Prince Harry and Meghan accused of 'stealing' to 'make millions'

Nelson Mandela's granddaughter has slammed the couple over their new Netflix series.

EDIT: Ndileka Mandela has hit back after her comments were published by The Australian, suggesting she said Prince Harry and Meghan Markle were using Nelson Mandela's name for their own personal gain.

Ms Mandela has claimed in an opinion piece for The Independent her words were twisted and exploited to attack the royal couple. She added that her grandfather's reputation was being used to attack a woman of colour and that she had never suggested Harry and Meghan were "profiteering" from his name.

"(Meghan and Harry's) critics ... falsely exploited my grandfather's name to attack them," she said. "The words wrongly attributed to me, criticising them for quoting my grandfather, are not mine at all – they belong not to me, but to those who have amplified these falsehoods all over the world.

"I am mortified to have seen how my words were twisted in such a way as to distort my genuine concerns about the commercial exploitation of my grandfather's legacy."

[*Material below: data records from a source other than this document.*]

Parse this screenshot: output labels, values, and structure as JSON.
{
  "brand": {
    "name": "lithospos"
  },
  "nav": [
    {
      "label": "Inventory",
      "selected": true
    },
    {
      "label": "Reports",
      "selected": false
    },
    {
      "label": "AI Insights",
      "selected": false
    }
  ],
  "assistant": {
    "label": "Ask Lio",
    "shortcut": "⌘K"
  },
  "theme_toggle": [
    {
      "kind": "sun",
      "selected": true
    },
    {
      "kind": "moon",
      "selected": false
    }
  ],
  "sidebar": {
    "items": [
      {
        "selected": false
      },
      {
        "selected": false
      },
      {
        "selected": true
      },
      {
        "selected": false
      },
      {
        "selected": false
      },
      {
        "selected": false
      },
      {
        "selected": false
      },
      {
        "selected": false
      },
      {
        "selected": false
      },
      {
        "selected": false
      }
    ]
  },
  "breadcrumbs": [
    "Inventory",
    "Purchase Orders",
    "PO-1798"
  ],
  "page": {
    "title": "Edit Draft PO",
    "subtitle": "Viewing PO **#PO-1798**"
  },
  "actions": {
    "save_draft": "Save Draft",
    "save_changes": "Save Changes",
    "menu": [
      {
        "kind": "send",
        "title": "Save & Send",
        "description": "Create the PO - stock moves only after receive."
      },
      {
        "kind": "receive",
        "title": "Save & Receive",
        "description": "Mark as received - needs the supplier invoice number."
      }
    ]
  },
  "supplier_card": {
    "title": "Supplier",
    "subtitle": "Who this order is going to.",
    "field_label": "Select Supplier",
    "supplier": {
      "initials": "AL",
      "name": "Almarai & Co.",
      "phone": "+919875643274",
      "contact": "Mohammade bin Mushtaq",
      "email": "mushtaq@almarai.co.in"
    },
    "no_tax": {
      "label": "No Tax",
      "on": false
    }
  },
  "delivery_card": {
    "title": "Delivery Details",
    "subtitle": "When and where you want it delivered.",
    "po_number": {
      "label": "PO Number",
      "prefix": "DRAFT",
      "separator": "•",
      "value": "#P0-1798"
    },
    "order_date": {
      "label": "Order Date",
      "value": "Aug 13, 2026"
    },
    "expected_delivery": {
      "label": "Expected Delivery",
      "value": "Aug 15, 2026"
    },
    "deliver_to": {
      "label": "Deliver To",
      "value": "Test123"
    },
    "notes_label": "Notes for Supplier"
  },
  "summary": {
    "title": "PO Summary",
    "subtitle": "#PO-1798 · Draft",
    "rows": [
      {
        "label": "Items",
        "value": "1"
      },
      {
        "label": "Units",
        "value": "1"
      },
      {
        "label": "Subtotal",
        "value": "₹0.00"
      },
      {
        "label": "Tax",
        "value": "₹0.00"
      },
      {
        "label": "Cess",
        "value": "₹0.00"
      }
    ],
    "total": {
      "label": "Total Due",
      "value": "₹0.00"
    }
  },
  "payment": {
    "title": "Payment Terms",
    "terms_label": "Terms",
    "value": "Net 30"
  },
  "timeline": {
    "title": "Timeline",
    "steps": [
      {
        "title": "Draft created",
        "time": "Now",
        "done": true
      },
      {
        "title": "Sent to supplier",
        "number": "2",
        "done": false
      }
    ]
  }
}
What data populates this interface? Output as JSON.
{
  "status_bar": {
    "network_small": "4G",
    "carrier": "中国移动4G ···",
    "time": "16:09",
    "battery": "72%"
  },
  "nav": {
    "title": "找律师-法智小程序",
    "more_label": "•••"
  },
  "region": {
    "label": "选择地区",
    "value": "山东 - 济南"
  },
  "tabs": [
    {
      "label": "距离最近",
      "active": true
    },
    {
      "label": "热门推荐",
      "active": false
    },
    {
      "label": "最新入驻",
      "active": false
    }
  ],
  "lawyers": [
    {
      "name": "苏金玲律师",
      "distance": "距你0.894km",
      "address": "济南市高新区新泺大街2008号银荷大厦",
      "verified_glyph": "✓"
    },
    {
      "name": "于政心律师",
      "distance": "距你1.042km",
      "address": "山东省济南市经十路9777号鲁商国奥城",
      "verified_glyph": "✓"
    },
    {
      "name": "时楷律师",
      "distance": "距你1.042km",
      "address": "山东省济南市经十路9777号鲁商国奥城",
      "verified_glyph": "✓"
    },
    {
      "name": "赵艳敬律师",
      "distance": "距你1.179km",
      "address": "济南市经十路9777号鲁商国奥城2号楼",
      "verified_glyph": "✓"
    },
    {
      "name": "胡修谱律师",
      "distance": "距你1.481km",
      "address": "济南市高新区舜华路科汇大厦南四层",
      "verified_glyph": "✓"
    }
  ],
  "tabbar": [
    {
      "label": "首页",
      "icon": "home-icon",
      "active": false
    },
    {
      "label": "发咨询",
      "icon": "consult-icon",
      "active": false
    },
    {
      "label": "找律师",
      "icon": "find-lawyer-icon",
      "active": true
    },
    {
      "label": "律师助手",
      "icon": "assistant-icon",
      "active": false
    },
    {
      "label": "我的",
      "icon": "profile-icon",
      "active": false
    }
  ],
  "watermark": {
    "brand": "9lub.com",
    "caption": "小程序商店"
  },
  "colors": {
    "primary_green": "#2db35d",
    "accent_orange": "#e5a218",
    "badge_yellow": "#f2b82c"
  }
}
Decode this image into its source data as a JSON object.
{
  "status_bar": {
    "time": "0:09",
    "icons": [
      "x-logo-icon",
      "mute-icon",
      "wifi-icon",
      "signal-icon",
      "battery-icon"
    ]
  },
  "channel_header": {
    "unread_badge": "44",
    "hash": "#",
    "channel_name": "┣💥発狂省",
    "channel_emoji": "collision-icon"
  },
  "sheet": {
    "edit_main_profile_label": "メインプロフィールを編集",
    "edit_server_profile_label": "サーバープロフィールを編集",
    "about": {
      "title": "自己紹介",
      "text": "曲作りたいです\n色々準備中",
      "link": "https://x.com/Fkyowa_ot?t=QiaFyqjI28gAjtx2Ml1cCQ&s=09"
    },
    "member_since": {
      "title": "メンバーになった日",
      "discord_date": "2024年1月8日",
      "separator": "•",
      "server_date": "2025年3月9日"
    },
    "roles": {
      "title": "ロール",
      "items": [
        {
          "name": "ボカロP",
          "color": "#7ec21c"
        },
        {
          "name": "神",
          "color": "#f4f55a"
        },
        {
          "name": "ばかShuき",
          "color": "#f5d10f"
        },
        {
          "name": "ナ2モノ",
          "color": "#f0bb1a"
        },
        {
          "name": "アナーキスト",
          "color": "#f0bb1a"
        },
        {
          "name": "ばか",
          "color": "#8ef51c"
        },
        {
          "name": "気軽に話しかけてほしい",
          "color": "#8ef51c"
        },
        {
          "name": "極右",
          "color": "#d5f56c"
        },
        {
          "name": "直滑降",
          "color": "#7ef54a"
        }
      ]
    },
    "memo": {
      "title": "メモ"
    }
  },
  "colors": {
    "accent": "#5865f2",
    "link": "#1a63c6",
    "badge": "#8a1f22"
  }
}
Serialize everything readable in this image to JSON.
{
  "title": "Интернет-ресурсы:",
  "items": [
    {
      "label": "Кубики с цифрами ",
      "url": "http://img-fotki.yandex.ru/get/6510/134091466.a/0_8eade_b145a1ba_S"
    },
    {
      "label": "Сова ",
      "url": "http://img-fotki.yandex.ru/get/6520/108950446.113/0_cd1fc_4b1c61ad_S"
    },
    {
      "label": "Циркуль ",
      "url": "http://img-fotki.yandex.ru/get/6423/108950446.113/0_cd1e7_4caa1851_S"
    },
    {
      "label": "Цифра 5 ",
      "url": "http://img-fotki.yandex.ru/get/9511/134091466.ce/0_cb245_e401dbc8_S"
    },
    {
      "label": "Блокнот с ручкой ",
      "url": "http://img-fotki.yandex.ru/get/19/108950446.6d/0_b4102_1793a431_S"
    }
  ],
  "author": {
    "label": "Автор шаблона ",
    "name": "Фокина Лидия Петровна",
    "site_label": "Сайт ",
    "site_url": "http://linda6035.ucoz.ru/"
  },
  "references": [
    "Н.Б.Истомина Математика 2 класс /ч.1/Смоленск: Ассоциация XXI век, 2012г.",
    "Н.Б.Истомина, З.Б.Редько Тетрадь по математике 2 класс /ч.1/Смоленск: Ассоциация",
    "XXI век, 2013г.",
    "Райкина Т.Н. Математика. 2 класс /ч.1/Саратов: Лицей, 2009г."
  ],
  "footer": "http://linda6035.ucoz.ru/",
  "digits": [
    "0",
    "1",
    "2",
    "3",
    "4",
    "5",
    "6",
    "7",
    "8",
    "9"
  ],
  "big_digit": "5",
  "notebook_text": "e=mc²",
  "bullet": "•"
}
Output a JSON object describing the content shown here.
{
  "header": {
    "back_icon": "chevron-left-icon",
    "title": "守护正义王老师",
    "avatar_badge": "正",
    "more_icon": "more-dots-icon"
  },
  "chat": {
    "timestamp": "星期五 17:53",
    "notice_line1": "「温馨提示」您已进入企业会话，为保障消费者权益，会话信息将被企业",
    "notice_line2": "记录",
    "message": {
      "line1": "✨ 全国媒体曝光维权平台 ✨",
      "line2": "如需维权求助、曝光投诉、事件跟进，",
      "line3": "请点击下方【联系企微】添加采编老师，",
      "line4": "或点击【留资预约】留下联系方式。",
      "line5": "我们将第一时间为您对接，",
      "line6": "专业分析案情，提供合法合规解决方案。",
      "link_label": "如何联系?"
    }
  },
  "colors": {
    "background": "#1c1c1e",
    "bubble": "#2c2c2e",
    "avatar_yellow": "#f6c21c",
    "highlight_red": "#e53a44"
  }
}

Nelson Mandela's granddaughter Ndileka Mandela, 57, has accused Prince Harry and Meghan Markle of "stealing" the anti-apartheid campaigner's words in order to "make millions" out of their new Netflix documentary Live To Lead.

In Live To Lead, the Duke and Duchess of Sussex use footage of Nelson leaving prison in 1990, with Harry sharing in the trailer, "This was inspired by Nelson Mandela."

Prince Harry and Meghan Markle in new Netflix docuseries Live to Lead
Prince Harry and Meghan Markle have been accused by Nelson Mandela's granddaughter of 'stealing' his words to 'make millions'. Photo: Netflix

The docuseries features profiles of seven leaders chosen by the couple, including former U.S. Supreme Court Associate Justice Ruth Bader Ginsburg, feminist icon and social justice activist Gloria Steinem and climate change activist Greta Thunberg.

Harry quotes Nelson in the trailer, saying, "What counts in life is not the mere fact that we've lived."

Meghan then finishes the quote, saying, "It is what difference we have made to the lives of others that will determine the significance of the life we lead."


Ndileka revealed in an interview with The Australian that while she admired Harry and Meghan for having the courage to leave the royal family, she found it "deeply upsetting and tedious" that they were using the former South African president's name to fund their new life in America.

"Harry needs to be authentic and stick to his own story, what relevance does grandad’s life have with his?" the social activist and writer told the publication. "I don’t believe he nor Meghan have ever properly met granddad, maybe when Harry was young at Buckingham Palace, but they are using his quotations in the documentary to draw in people and make millions without the Mandela family benefiting.

Nelson Mandela in 1990
Anti-apartheid leader Nelson Mandela in 1990, following his release from prison after serving 27 years. Photo: Getty
Ndileka Mandela
Ndileka Mandela has revealed she finds it "deeply upsetting and tedious" that Harry and Meghan are using her grandfather's name to fund their new life in America. Photo: Getty

"I know the Nelson Mandela Foundation has supported the initiative but people have stolen grandfather’s quotes for years and have used his legacy because they know his name sells – Harry and Meghan are no different from them."

Harry shared during a visit to the Nelson Mandela Centre of Memory in 2015, "It is not for me to try and put into words the impact that President Mandela had on South Africa, or a generation across the globe - those far more eloquent than I have already done so. However, I was fortunate enough to meet Madiba a number of years ago and I have treasured that memory ever since."

Meghan has previously been slammed over comments she made during an interview with The Cut, where she compared her wedding to Mandela's release from prison.

Prince Harry and Meghan meet Graca Machel
Prince Harry and Meghan meet Graca Machel, widow of the late Nelson Mandela during their visit to South Africa in 2019. Photo: Getty

The Duchess of Sussex said she was pulled aside by a South African cast member of the 2019 live-action Lion King movie premiere, one year after her royal wedding, saying that the unnamed actor told her, "I just need you to know. When you married into this family, we rejoiced in the streets the same we did when Mandela was freed from prison."

However, there is only one South African actor in the film, who told MailOnline that the encounter never happened.


Dr John Kani, who voiced Rafiki in the film, said Meghan and Harry's wedding was "no big deal" in South Africa and couldn't be compared to Mandela's release from prison.

"That was a world event. Surely Miss Meghan or whatever marrying into royalty cannot in any way be spoken in the same breath or even the same sentence as that moment," he told the publication.

Dr Kani also shared that he did not attend the film's London premiere, adding, "I have never met Meghan Markle. This seems like something of a faux pas by her. I am the only South African member of the cast and I did not attend the premiere in London... It just may be a mis-remembering on her side."

Never miss a thing. Sign up to Yahoo Lifestyle’s daily newsletter.

Or if you have a story idea, email us at